#### Problem requirements:
Scan the listing below. Copy each line that contains "Dell".

#### Provided material:

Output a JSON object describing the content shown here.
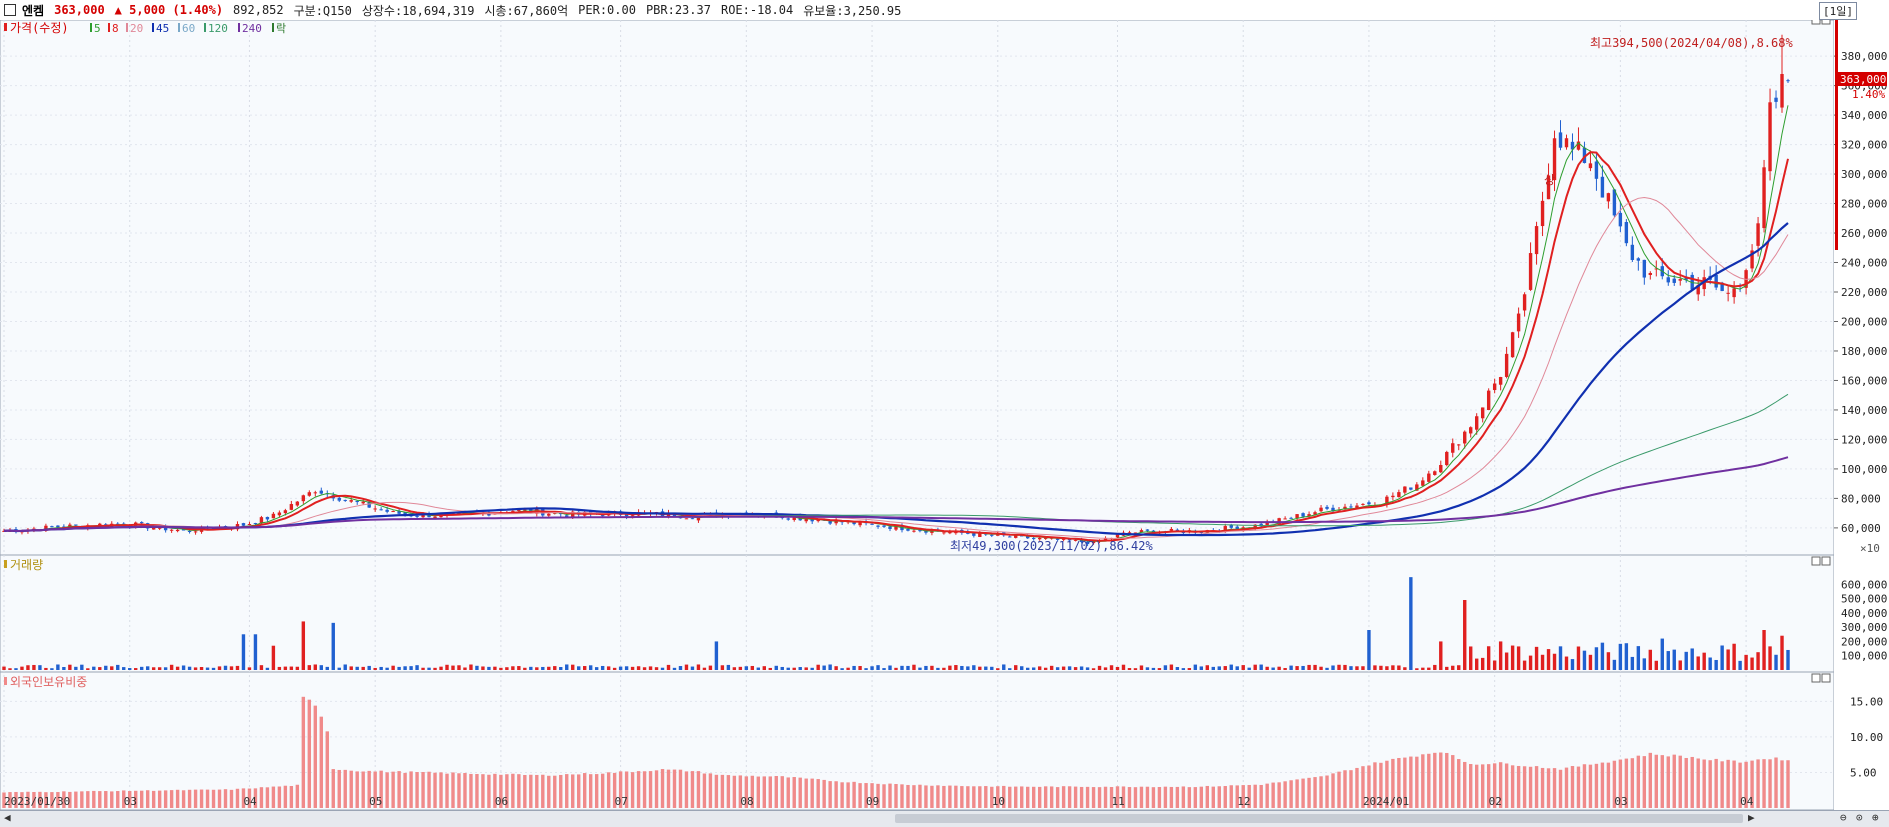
{
  "header": {
    "stock_name": "엔켐",
    "price": "363,000",
    "change": "▲ 5,000 (1.40%)",
    "volume": "892,852",
    "segment": "구분:Q150",
    "listed_shares": "상장수:18,694,319",
    "market_cap": "시총:67,860억",
    "per": "PER:0.00",
    "pbr": "PBR:23.37",
    "roe": "ROE:-18.04",
    "float": "유보율:3,250.95",
    "period": "[1일]"
  },
  "legend": {
    "price_label": "가격(수정)",
    "ma": [
      {
        "label": "5",
        "color": "#2e9e2e"
      },
      {
        "label": "8",
        "color": "#e02020"
      },
      {
        "label": "20",
        "color": "#e08898"
      },
      {
        "label": "45",
        "color": "#1030b0"
      },
      {
        "label": "60",
        "color": "#7aa8c8"
      },
      {
        "label": "120",
        "color": "#3a9a6a"
      },
      {
        "label": "240",
        "color": "#7030a0"
      },
      {
        "label": "락",
        "color": "#2e7a2e"
      }
    ],
    "volume_label": "거래량",
    "foreign_label": "외국인보유비중"
  },
  "annotations": {
    "high": "최고394,500(2024/04/08),8.68%",
    "low": "최저49,300(2023/11/02),86.42%",
    "current_price_tag": "363,000",
    "current_pct_tag": "1.40%",
    "volume_unit": "×10",
    "mark_sang": "상"
  },
  "colors": {
    "up": "#e02020",
    "down": "#2060d0",
    "volume_up": "#e02020",
    "volume_down": "#2060d0",
    "foreign": "#f08a8a"
  },
  "chart_data": {
    "type": "candlestick",
    "x_tick_labels": [
      "2023/01/30",
      "03",
      "04",
      "05",
      "06",
      "07",
      "08",
      "09",
      "10",
      "11",
      "12",
      "2024/01",
      "02",
      "03",
      "04"
    ],
    "price_axis": {
      "min": 45000,
      "max": 395000,
      "ticks": [
        60000,
        80000,
        100000,
        120000,
        140000,
        160000,
        180000,
        200000,
        220000,
        240000,
        260000,
        280000,
        300000,
        320000,
        340000,
        360000,
        380000
      ]
    },
    "price_anchors": [
      [
        0,
        58000
      ],
      [
        10,
        61000
      ],
      [
        20,
        63000
      ],
      [
        30,
        58000
      ],
      [
        40,
        62000
      ],
      [
        45,
        68000
      ],
      [
        52,
        86000
      ],
      [
        58,
        78000
      ],
      [
        65,
        70000
      ],
      [
        75,
        68000
      ],
      [
        85,
        72000
      ],
      [
        95,
        69000
      ],
      [
        105,
        70000
      ],
      [
        115,
        68000
      ],
      [
        125,
        70000
      ],
      [
        135,
        66000
      ],
      [
        145,
        62000
      ],
      [
        155,
        58000
      ],
      [
        165,
        55000
      ],
      [
        175,
        52000
      ],
      [
        182,
        50000
      ],
      [
        188,
        57000
      ],
      [
        200,
        58000
      ],
      [
        210,
        62000
      ],
      [
        220,
        72000
      ],
      [
        230,
        78000
      ],
      [
        236,
        90000
      ],
      [
        240,
        105000
      ],
      [
        245,
        130000
      ],
      [
        250,
        165000
      ],
      [
        253,
        200000
      ],
      [
        256,
        260000
      ],
      [
        259,
        330000
      ],
      [
        262,
        315000
      ],
      [
        265,
        310000
      ],
      [
        268,
        280000
      ],
      [
        271,
        250000
      ],
      [
        275,
        230000
      ],
      [
        280,
        228000
      ],
      [
        285,
        225000
      ],
      [
        288,
        218000
      ],
      [
        290,
        230000
      ],
      [
        293,
        260000
      ],
      [
        295,
        340000
      ],
      [
        297,
        360000
      ],
      [
        298,
        363000
      ]
    ],
    "volume_axis": {
      "ticks": [
        100000,
        200000,
        300000,
        400000,
        500000,
        600000
      ],
      "unit": "×10"
    },
    "volume_spikes": [
      [
        40,
        250000
      ],
      [
        42,
        250000
      ],
      [
        45,
        170000
      ],
      [
        50,
        340000
      ],
      [
        55,
        330000
      ],
      [
        119,
        200000
      ],
      [
        228,
        280000
      ],
      [
        235,
        650000
      ],
      [
        240,
        200000
      ],
      [
        244,
        490000
      ],
      [
        250,
        200000
      ],
      [
        277,
        220000
      ],
      [
        294,
        280000
      ],
      [
        297,
        240000
      ]
    ],
    "volume_base": 30000,
    "foreign_axis": {
      "ticks": [
        5.0,
        10.0,
        15.0
      ]
    },
    "foreign_anchors": [
      [
        0,
        2.2
      ],
      [
        38,
        2.6
      ],
      [
        49,
        3.2
      ],
      [
        50,
        15.3
      ],
      [
        51,
        15.0
      ],
      [
        52,
        14.2
      ],
      [
        53,
        13.0
      ],
      [
        54,
        11.0
      ],
      [
        55,
        5.5
      ],
      [
        60,
        5.2
      ],
      [
        70,
        5.0
      ],
      [
        80,
        4.8
      ],
      [
        90,
        4.6
      ],
      [
        100,
        4.9
      ],
      [
        110,
        5.4
      ],
      [
        115,
        5.2
      ],
      [
        120,
        4.6
      ],
      [
        130,
        4.4
      ],
      [
        140,
        3.7
      ],
      [
        150,
        3.3
      ],
      [
        160,
        3.1
      ],
      [
        170,
        3.0
      ],
      [
        180,
        3.0
      ],
      [
        190,
        3.0
      ],
      [
        200,
        3.0
      ],
      [
        210,
        3.3
      ],
      [
        220,
        4.4
      ],
      [
        230,
        6.5
      ],
      [
        240,
        8.0
      ],
      [
        245,
        6.2
      ],
      [
        250,
        6.3
      ],
      [
        260,
        5.5
      ],
      [
        270,
        6.8
      ],
      [
        275,
        7.6
      ],
      [
        280,
        7.3
      ],
      [
        285,
        6.8
      ],
      [
        290,
        6.5
      ],
      [
        295,
        7.0
      ],
      [
        298,
        6.8
      ]
    ],
    "high": {
      "value": 394500,
      "date": "2024/04/08"
    },
    "low": {
      "value": 49300,
      "date": "2023/11/02"
    },
    "n_days": 299
  }
}
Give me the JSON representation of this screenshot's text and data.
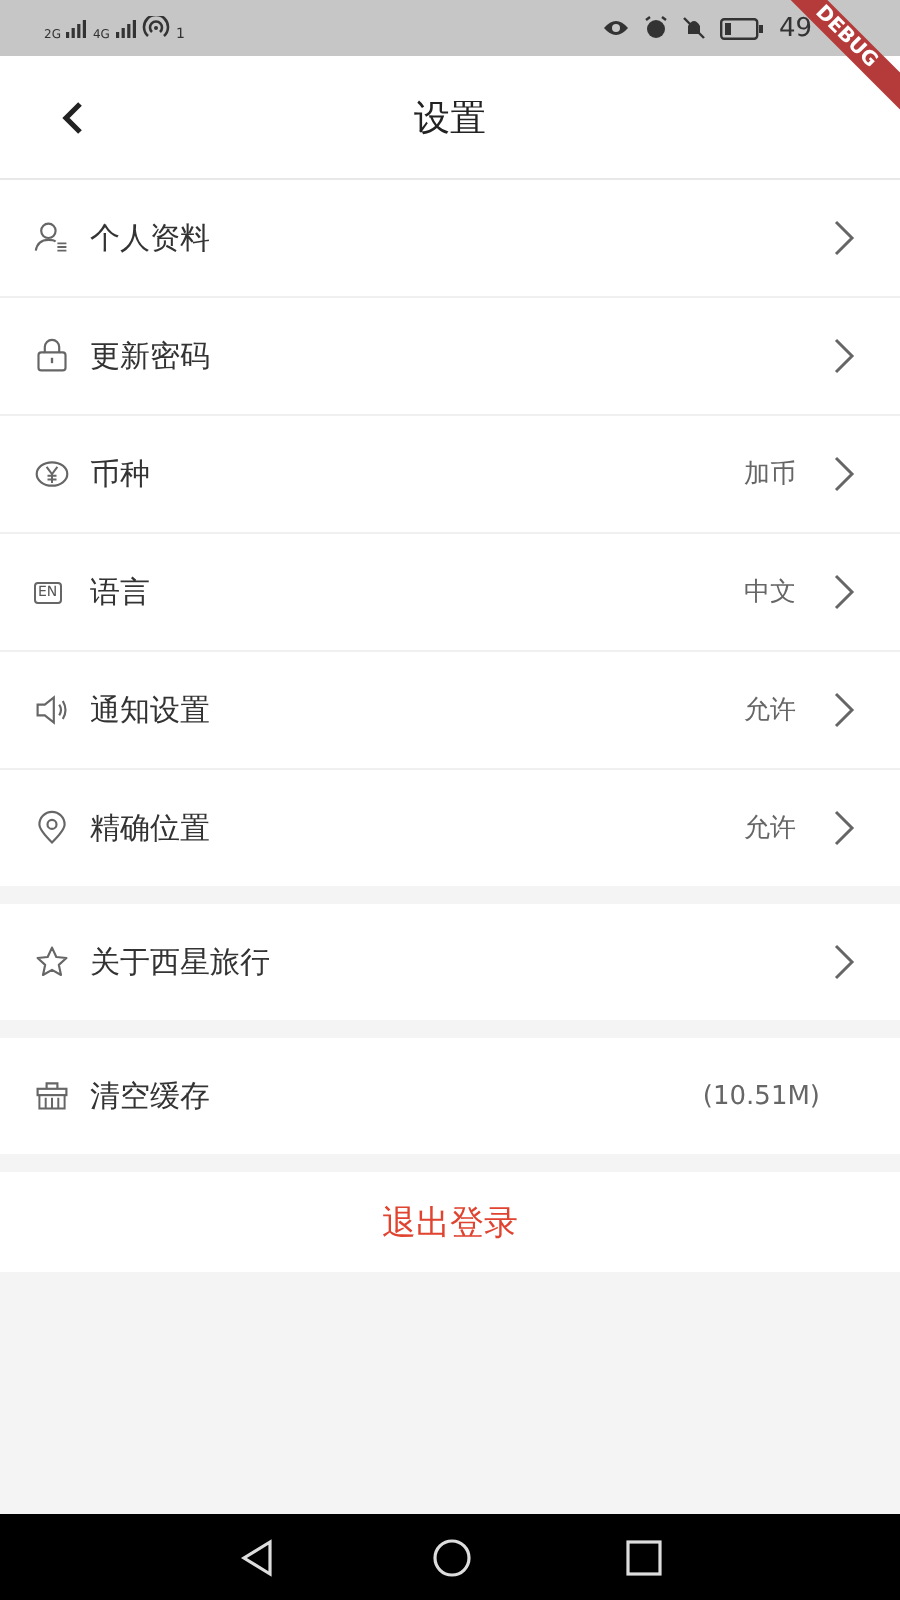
{
  "status_bar": {
    "network_1": "2G",
    "network_2": "4G",
    "hotspot_count": "1",
    "clock": "49"
  },
  "debug_banner": "DEBUG",
  "app_bar": {
    "title": "设置"
  },
  "groups": [
    {
      "items": [
        {
          "label": "个人资料"
        },
        {
          "label": "更新密码"
        },
        {
          "label": "币种",
          "value": "加币"
        },
        {
          "icon_text": "EN",
          "label": "语言",
          "value": "中文"
        },
        {
          "label": "通知设置",
          "value": "允许"
        },
        {
          "label": "精确位置",
          "value": "允许"
        }
      ]
    },
    {
      "items": [
        {
          "label": "关于西星旅行"
        }
      ]
    },
    {
      "items": [
        {
          "label": "清空缓存",
          "value": "(10.51M)",
          "chevron": false
        }
      ]
    }
  ],
  "logout": "退出登录"
}
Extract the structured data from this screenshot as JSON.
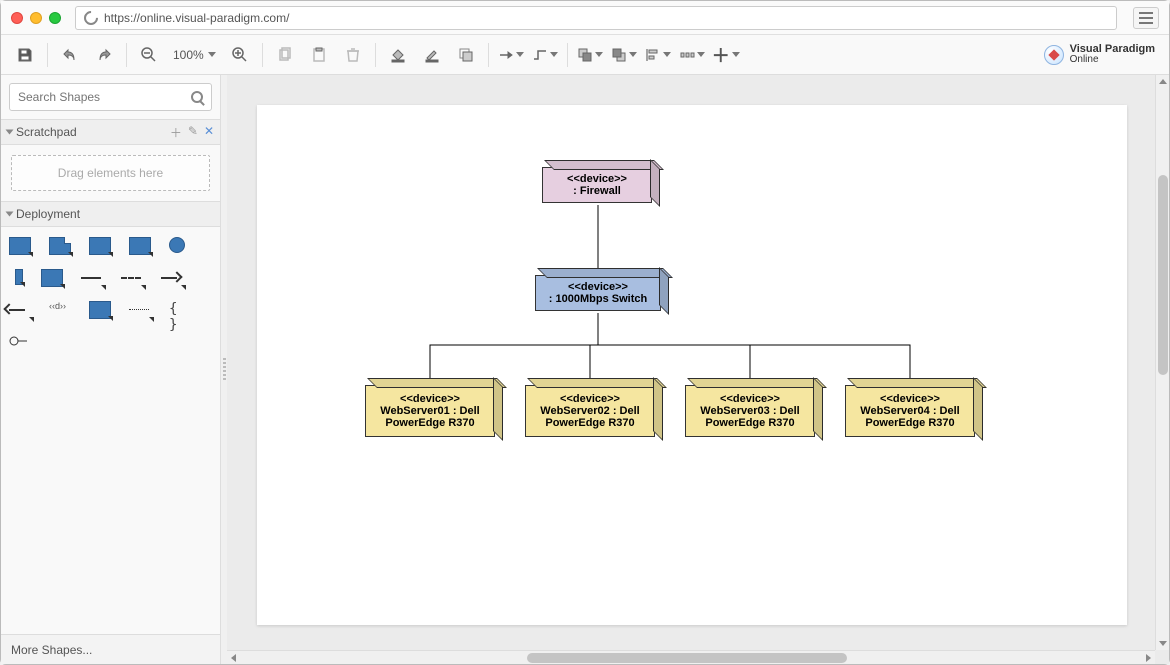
{
  "browser": {
    "url": "https://online.visual-paradigm.com/"
  },
  "toolbar": {
    "zoom": "100%"
  },
  "logo": {
    "line1": "Visual Paradigm",
    "line2": "Online"
  },
  "sidebar": {
    "search_placeholder": "Search Shapes",
    "scratchpad_title": "Scratchpad",
    "drag_hint": "Drag elements here",
    "deployment_title": "Deployment",
    "more_shapes": "More Shapes..."
  },
  "diagram": {
    "firewall": {
      "stereotype": "<<device>>",
      "label": ": Firewall"
    },
    "switch": {
      "stereotype": "<<device>>",
      "label": ": 1000Mbps Switch"
    },
    "servers": [
      {
        "stereotype": "<<device>>",
        "label1": "WebServer01 : Dell",
        "label2": "PowerEdge R370"
      },
      {
        "stereotype": "<<device>>",
        "label1": "WebServer02 : Dell",
        "label2": "PowerEdge R370"
      },
      {
        "stereotype": "<<device>>",
        "label1": "WebServer03 : Dell",
        "label2": "PowerEdge R370"
      },
      {
        "stereotype": "<<device>>",
        "label1": "WebServer04 : Dell",
        "label2": "PowerEdge R370"
      }
    ]
  },
  "chart_data": {
    "type": "diagram",
    "diagram_type": "UML Deployment Diagram",
    "nodes": [
      {
        "id": "firewall",
        "stereotype": "device",
        "name": ": Firewall",
        "color": "#e6cfe0"
      },
      {
        "id": "switch",
        "stereotype": "device",
        "name": ": 1000Mbps Switch",
        "color": "#a8bee0"
      },
      {
        "id": "ws1",
        "stereotype": "device",
        "name": "WebServer01 : Dell PowerEdge R370",
        "color": "#f5e6a0"
      },
      {
        "id": "ws2",
        "stereotype": "device",
        "name": "WebServer02 : Dell PowerEdge R370",
        "color": "#f5e6a0"
      },
      {
        "id": "ws3",
        "stereotype": "device",
        "name": "WebServer03 : Dell PowerEdge R370",
        "color": "#f5e6a0"
      },
      {
        "id": "ws4",
        "stereotype": "device",
        "name": "WebServer04 : Dell PowerEdge R370",
        "color": "#f5e6a0"
      }
    ],
    "edges": [
      {
        "from": "firewall",
        "to": "switch"
      },
      {
        "from": "switch",
        "to": "ws1"
      },
      {
        "from": "switch",
        "to": "ws2"
      },
      {
        "from": "switch",
        "to": "ws3"
      },
      {
        "from": "switch",
        "to": "ws4"
      }
    ]
  }
}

#### Reply:
        "label1": "WebServer01 : Dell",
        "label1": "WebServer02 : Dell",
        "label1": "WebServer03 : Dell",
        "label1": "WebServer04 : Dell",
        "name": "WebServer01 : Dell PowerEdge R370",
        "name": "WebServer02 : Dell PowerEdge R370",
        "name": "WebServer03 : Dell PowerEdge R370",
        "name": "WebServer04 : Dell PowerEdge R370",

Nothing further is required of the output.